Nothing in the entries may change when you repeat them, and no images may appear.

----------------

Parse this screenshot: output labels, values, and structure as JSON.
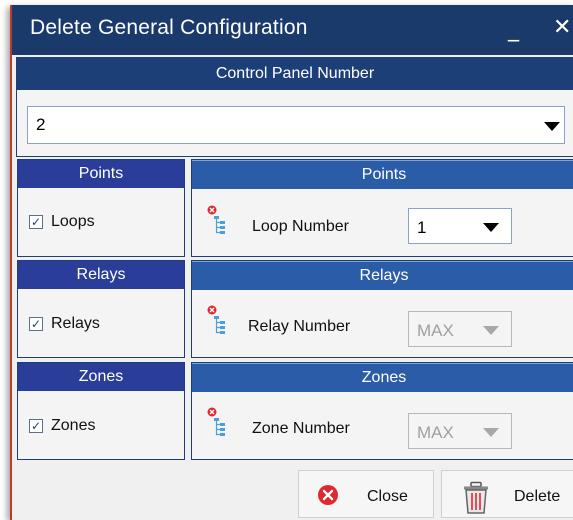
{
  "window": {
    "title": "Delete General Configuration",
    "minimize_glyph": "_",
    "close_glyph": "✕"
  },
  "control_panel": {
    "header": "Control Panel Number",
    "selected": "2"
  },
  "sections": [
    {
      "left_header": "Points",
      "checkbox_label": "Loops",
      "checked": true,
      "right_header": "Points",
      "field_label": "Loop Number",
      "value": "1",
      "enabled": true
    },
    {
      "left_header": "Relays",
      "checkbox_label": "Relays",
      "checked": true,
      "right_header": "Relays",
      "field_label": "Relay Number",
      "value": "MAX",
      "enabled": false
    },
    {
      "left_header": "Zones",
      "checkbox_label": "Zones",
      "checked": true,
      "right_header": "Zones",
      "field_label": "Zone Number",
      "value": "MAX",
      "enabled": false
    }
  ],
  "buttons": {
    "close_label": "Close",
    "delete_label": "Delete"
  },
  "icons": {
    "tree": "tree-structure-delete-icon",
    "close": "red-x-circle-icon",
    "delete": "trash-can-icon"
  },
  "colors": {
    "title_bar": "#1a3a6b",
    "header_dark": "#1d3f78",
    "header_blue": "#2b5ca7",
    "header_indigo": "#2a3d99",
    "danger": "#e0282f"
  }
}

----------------

## Answer to the exercise:
Parse this screenshot: output labels, values, and structure as JSON.
{
  "window": {
    "title": "Delete General Configuration",
    "minimize_glyph": "_",
    "close_glyph": "✕"
  },
  "control_panel": {
    "header": "Control Panel Number",
    "selected": "2"
  },
  "sections": [
    {
      "left_header": "Points",
      "checkbox_label": "Loops",
      "checked": true,
      "right_header": "Points",
      "field_label": "Loop Number",
      "value": "1",
      "enabled": true
    },
    {
      "left_header": "Relays",
      "checkbox_label": "Relays",
      "checked": true,
      "right_header": "Relays",
      "field_label": "Relay Number",
      "value": "MAX",
      "enabled": false
    },
    {
      "left_header": "Zones",
      "checkbox_label": "Zones",
      "checked": true,
      "right_header": "Zones",
      "field_label": "Zone Number",
      "value": "MAX",
      "enabled": false
    }
  ],
  "buttons": {
    "close_label": "Close",
    "delete_label": "Delete"
  },
  "icons": {
    "tree": "tree-structure-delete-icon",
    "close": "red-x-circle-icon",
    "delete": "trash-can-icon"
  },
  "colors": {
    "title_bar": "#1a3a6b",
    "header_dark": "#1d3f78",
    "header_blue": "#2b5ca7",
    "header_indigo": "#2a3d99",
    "danger": "#e0282f"
  }
}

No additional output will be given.